***** Entries supplied *****

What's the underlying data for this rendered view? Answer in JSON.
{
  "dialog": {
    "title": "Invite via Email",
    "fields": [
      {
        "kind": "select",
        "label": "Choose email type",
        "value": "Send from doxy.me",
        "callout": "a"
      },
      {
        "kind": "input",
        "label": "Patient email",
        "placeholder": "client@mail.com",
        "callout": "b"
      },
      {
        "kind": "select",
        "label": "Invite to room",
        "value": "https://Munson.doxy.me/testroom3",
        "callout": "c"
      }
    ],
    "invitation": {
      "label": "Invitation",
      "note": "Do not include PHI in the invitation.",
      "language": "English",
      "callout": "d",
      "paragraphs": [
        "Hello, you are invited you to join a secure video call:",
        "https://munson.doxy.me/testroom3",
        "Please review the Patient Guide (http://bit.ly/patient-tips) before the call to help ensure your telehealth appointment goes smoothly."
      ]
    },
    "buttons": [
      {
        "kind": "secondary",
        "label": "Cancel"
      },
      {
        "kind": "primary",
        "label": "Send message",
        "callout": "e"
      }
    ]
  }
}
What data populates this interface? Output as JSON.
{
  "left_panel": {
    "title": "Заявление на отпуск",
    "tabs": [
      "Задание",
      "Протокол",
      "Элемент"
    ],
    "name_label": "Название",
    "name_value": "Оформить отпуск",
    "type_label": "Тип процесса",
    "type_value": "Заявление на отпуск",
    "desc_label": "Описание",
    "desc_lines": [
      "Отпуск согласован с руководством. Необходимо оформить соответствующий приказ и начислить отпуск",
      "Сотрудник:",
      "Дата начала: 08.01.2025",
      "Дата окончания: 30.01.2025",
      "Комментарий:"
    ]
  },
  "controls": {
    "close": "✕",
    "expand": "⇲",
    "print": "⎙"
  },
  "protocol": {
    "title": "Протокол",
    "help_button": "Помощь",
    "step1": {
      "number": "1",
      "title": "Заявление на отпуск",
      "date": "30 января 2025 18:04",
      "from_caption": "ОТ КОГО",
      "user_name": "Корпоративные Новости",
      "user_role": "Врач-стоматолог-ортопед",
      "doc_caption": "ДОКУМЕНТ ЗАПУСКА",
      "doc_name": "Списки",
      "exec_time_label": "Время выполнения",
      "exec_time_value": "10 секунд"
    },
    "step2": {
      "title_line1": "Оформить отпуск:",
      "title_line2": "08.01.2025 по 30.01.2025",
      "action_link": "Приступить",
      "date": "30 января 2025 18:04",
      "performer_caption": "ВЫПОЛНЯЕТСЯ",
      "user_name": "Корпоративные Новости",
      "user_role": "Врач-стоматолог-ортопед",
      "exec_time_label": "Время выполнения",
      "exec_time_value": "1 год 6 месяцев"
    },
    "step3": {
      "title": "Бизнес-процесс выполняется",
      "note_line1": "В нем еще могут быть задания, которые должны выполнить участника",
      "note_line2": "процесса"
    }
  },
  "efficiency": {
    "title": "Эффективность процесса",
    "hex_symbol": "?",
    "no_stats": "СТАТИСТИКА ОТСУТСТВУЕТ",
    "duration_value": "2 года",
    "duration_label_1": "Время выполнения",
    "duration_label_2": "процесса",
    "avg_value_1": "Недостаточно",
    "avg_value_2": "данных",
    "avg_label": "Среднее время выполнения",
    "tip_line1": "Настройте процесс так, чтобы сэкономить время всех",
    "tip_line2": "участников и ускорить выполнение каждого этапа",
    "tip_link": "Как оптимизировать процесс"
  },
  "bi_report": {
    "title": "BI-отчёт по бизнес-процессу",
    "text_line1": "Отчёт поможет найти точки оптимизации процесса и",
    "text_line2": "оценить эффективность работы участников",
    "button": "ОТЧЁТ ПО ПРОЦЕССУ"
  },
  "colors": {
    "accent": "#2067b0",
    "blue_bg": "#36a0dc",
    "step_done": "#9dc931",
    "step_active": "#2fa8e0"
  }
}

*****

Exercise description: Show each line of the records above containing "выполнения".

Task solution:
      "exec_time_label": "Время выполнения",
      "exec_time_label": "Время выполнения",
    "duration_label_1": "Время выполнения",
    "avg_label": "Среднее время выполнения",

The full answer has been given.